The tough times for crude continue, with the commodity losing another nearly 3 percent in the past week and down about 50 percent year over year. Yet one prominent energy trader thinks we're finally about to see the bottom for oil.
Robert Raymond, founder of hedge fund RR Advisors, correctly called the collapse in five years ago, when the sub-$3 commodity was trading above $5. Now, he's calling crude's next move.
"I think we're going into what we would characterize as the final capitulation phase of the down cycle of the oil market here," Raymond said in a rare interview this week on CNBC's "Fast Money."
Read MoreGoldman: This may push oil to $20
Most analysts, such as those at Goldman Sachs, think the end is far from near for oil. On Friday, the investment bank called for crude to sink as low as $20—one of the more aggressive calls among market watchers, many of whom think oil will likely trade somewhere below $40 in the near term.

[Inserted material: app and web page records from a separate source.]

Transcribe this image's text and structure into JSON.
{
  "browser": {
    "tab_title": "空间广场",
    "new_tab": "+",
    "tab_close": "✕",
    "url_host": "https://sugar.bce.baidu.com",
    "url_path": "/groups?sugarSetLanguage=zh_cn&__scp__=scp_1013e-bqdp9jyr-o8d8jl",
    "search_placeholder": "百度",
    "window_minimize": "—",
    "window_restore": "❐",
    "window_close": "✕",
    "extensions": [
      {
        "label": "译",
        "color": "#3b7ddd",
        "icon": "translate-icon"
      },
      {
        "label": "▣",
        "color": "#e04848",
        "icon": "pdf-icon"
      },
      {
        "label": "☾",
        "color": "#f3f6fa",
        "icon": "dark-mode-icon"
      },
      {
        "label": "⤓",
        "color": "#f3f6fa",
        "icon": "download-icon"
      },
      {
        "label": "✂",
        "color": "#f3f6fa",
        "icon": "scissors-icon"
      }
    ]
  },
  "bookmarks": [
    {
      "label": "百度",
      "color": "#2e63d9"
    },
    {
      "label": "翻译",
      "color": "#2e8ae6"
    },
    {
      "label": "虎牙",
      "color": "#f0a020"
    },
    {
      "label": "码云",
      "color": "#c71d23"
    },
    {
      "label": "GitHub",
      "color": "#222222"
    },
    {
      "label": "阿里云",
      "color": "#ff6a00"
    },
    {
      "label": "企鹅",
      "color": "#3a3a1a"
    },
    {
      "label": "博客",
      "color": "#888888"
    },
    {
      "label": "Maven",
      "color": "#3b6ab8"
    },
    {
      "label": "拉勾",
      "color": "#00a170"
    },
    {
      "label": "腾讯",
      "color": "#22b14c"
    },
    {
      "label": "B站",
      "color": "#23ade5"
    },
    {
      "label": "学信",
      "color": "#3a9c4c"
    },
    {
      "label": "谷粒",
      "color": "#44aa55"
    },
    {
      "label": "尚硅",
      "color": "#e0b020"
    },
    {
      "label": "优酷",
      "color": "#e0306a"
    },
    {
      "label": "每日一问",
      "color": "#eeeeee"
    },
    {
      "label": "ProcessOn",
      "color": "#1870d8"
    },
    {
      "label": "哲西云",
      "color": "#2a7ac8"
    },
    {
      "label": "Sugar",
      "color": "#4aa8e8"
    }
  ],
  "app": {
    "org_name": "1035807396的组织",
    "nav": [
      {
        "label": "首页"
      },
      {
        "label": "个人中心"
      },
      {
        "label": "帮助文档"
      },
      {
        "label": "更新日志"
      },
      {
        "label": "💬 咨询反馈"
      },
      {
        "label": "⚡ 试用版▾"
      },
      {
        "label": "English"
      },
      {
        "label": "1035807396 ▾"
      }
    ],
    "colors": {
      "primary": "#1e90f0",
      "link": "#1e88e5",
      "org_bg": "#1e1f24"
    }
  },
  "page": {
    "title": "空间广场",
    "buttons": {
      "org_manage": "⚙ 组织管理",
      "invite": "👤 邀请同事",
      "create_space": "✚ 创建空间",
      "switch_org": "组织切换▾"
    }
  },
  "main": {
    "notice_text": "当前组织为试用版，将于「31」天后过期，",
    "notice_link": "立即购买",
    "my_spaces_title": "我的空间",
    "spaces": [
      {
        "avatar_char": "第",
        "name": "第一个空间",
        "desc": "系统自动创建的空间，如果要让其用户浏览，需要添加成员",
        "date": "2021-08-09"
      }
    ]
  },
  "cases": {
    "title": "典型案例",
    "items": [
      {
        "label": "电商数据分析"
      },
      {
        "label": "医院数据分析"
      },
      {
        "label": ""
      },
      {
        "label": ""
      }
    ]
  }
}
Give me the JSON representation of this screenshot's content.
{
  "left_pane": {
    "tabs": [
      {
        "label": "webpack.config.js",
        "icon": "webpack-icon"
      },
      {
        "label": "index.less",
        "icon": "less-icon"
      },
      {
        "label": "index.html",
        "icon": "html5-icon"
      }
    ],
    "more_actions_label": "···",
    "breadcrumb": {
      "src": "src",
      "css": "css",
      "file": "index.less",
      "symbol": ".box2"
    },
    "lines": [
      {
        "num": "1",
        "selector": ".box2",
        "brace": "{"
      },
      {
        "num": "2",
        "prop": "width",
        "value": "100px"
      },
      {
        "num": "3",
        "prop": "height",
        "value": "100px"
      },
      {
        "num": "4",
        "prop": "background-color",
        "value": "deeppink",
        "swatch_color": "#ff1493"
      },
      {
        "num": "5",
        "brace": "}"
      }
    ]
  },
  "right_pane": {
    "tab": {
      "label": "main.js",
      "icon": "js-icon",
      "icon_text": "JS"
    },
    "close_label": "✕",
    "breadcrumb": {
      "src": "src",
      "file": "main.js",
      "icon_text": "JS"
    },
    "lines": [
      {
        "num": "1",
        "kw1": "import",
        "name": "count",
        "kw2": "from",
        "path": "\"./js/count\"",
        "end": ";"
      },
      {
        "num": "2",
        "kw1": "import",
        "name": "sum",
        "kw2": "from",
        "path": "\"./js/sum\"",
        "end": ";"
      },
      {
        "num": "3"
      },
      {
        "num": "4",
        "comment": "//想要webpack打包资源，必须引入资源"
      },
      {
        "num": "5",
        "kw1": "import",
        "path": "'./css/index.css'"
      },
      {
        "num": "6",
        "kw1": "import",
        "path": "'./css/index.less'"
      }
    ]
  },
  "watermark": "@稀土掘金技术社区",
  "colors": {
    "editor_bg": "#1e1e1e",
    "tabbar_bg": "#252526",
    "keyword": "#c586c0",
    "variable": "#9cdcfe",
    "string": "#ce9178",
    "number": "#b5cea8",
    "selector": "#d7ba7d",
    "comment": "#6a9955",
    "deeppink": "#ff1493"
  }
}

However, Raymond is looking at a few key developments that are signaling the bottom is near. He expects demand for crude to remain resilient, while supply contracts due to a restriction of available credit. Those factors should help to the price of oil snap back to $65-$75 a barrel, according to Raymond.
Raymond explained that since last year, supply "grew by 5 million barrels a day over [a] 24-month period, while demand grew by 2.3 million, and that resulted in a very oversupplied market," he added. "We're now looking at a reversal of that, if you will, where we're setting up a dynamic where demand is likely to rapidly outgrow or outstrip supply."
He also pointed to a chart looking back at the large oil routs in 1986 and 1998. If historical precedent holds, then crude oil is currently near the end of its trough.
Meanwhile, Goldman is less optimistic. In the Friday note, the bank's commodities research team lowered its 2016 average price forecast for crude to $45 per barrel from $57.